(Records excerpted from a collection)
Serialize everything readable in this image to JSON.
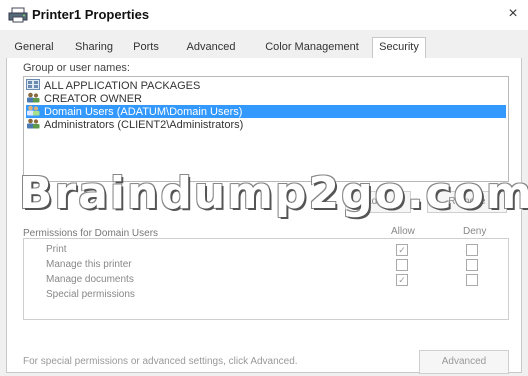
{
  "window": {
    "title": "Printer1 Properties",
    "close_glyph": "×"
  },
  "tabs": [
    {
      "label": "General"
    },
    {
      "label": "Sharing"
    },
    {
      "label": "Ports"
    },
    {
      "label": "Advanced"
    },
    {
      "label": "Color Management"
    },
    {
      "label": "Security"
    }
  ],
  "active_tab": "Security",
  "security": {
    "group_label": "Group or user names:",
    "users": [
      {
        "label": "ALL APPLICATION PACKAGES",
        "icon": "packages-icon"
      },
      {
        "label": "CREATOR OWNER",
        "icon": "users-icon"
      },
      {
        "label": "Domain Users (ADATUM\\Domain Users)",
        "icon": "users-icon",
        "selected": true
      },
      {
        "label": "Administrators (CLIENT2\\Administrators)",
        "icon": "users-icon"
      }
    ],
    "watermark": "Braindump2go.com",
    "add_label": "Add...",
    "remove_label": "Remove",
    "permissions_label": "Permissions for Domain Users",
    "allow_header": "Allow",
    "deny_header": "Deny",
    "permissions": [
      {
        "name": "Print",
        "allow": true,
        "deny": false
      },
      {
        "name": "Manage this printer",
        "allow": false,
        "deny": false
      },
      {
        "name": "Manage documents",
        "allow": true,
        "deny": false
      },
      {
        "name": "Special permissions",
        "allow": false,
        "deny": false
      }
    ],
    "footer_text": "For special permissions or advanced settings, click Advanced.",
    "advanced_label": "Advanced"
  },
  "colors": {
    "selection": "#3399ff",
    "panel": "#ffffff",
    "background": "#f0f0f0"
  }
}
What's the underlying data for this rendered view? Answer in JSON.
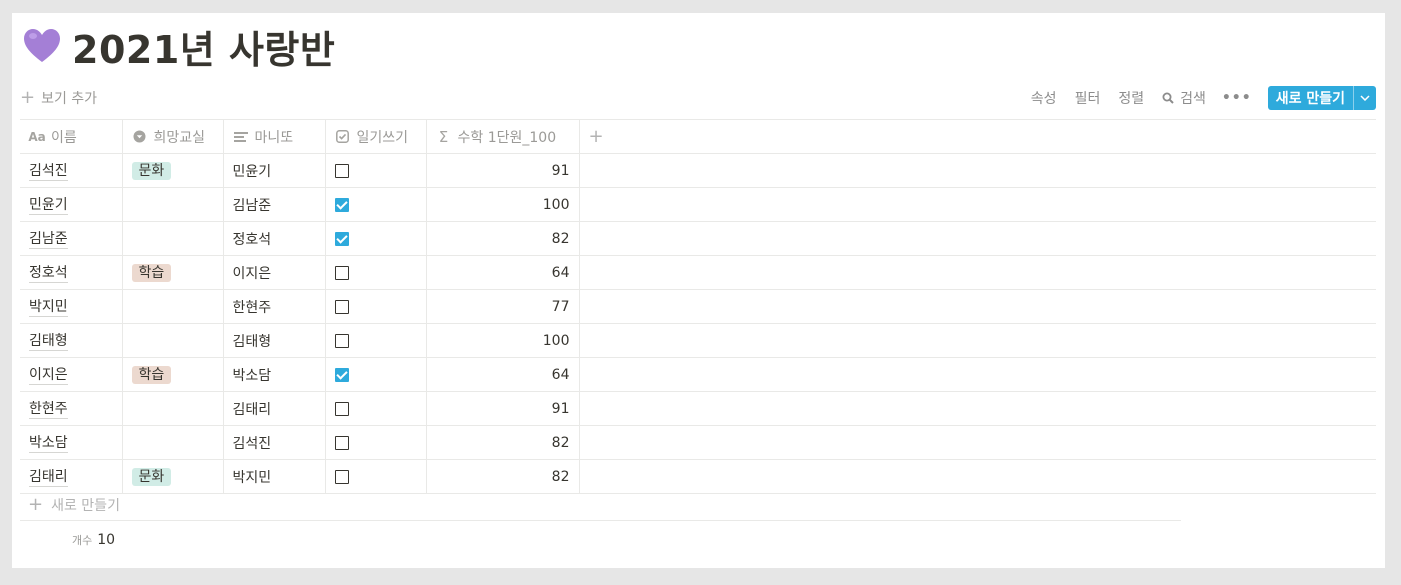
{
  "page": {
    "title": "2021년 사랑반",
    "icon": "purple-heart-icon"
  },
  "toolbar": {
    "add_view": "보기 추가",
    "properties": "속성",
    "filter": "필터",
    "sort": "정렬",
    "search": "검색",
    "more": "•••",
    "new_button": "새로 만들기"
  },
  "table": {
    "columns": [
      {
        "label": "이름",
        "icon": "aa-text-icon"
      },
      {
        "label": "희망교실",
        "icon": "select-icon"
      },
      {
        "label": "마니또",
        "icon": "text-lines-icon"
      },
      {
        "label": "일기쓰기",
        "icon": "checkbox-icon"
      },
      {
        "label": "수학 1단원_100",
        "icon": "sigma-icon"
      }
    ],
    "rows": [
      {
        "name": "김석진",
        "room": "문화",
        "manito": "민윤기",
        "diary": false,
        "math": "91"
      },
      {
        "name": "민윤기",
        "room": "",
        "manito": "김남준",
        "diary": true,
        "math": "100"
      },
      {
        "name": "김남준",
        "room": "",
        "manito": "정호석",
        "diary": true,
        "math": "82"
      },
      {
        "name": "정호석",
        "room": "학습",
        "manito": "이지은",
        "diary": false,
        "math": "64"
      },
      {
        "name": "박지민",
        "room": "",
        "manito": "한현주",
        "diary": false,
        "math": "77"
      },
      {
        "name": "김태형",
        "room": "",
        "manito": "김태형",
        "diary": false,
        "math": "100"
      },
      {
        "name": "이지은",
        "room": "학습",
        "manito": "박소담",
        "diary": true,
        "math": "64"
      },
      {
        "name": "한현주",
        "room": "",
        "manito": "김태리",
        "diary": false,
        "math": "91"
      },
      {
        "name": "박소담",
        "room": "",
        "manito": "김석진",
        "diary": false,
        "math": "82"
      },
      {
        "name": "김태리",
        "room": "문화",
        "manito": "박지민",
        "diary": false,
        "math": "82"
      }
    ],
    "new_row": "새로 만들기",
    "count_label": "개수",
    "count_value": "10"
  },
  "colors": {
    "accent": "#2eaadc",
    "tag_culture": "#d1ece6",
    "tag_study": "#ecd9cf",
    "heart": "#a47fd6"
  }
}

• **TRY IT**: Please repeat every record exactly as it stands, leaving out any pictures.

• **EXERCISE RESPONSE**:
Serialize everything readable in this image to JSON.
{
  "window": {
    "title": "Printer1 Properties",
    "close_glyph": "×"
  },
  "tabs": [
    {
      "label": "General"
    },
    {
      "label": "Sharing"
    },
    {
      "label": "Ports"
    },
    {
      "label": "Advanced"
    },
    {
      "label": "Color Management"
    },
    {
      "label": "Security"
    }
  ],
  "active_tab": "Security",
  "security": {
    "group_label": "Group or user names:",
    "users": [
      {
        "label": "ALL APPLICATION PACKAGES",
        "icon": "packages-icon"
      },
      {
        "label": "CREATOR OWNER",
        "icon": "users-icon"
      },
      {
        "label": "Domain Users (ADATUM\\Domain Users)",
        "icon": "users-icon",
        "selected": true
      },
      {
        "label": "Administrators (CLIENT2\\Administrators)",
        "icon": "users-icon"
      }
    ],
    "watermark": "Braindump2go.com",
    "add_label": "Add...",
    "remove_label": "Remove",
    "permissions_label": "Permissions for Domain Users",
    "allow_header": "Allow",
    "deny_header": "Deny",
    "permissions": [
      {
        "name": "Print",
        "allow": true,
        "deny": false
      },
      {
        "name": "Manage this printer",
        "allow": false,
        "deny": false
      },
      {
        "name": "Manage documents",
        "allow": true,
        "deny": false
      },
      {
        "name": "Special permissions",
        "allow": false,
        "deny": false
      }
    ],
    "footer_text": "For special permissions or advanced settings, click Advanced.",
    "advanced_label": "Advanced"
  },
  "colors": {
    "selection": "#3399ff",
    "panel": "#ffffff",
    "background": "#f0f0f0"
  }
}
What's the underlying data for this rendered view? Answer in JSON.
{
  "page": {
    "title": "2021년 사랑반",
    "icon": "purple-heart-icon"
  },
  "toolbar": {
    "add_view": "보기 추가",
    "properties": "속성",
    "filter": "필터",
    "sort": "정렬",
    "search": "검색",
    "more": "•••",
    "new_button": "새로 만들기"
  },
  "table": {
    "columns": [
      {
        "label": "이름",
        "icon": "aa-text-icon"
      },
      {
        "label": "희망교실",
        "icon": "select-icon"
      },
      {
        "label": "마니또",
        "icon": "text-lines-icon"
      },
      {
        "label": "일기쓰기",
        "icon": "checkbox-icon"
      },
      {
        "label": "수학 1단원_100",
        "icon": "sigma-icon"
      }
    ],
    "rows": [
      {
        "name": "김석진",
        "room": "문화",
        "manito": "민윤기",
        "diary": false,
        "math": "91"
      },
      {
        "name": "민윤기",
        "room": "",
        "manito": "김남준",
        "diary": true,
        "math": "100"
      },
      {
        "name": "김남준",
        "room": "",
        "manito": "정호석",
        "diary": true,
        "math": "82"
      },
      {
        "name": "정호석",
        "room": "학습",
        "manito": "이지은",
        "diary": false,
        "math": "64"
      },
      {
        "name": "박지민",
        "room": "",
        "manito": "한현주",
        "diary": false,
        "math": "77"
      },
      {
        "name": "김태형",
        "room": "",
        "manito": "김태형",
        "diary": false,
        "math": "100"
      },
      {
        "name": "이지은",
        "room": "학습",
        "manito": "박소담",
        "diary": true,
        "math": "64"
      },
      {
        "name": "한현주",
        "room": "",
        "manito": "김태리",
        "diary": false,
        "math": "91"
      },
      {
        "name": "박소담",
        "room": "",
        "manito": "김석진",
        "diary": false,
        "math": "82"
      },
      {
        "name": "김태리",
        "room": "문화",
        "manito": "박지민",
        "diary": false,
        "math": "82"
      }
    ],
    "new_row": "새로 만들기",
    "count_label": "개수",
    "count_value": "10"
  },
  "colors": {
    "accent": "#2eaadc",
    "tag_culture": "#d1ece6",
    "tag_study": "#ecd9cf",
    "heart": "#a47fd6"
  }
}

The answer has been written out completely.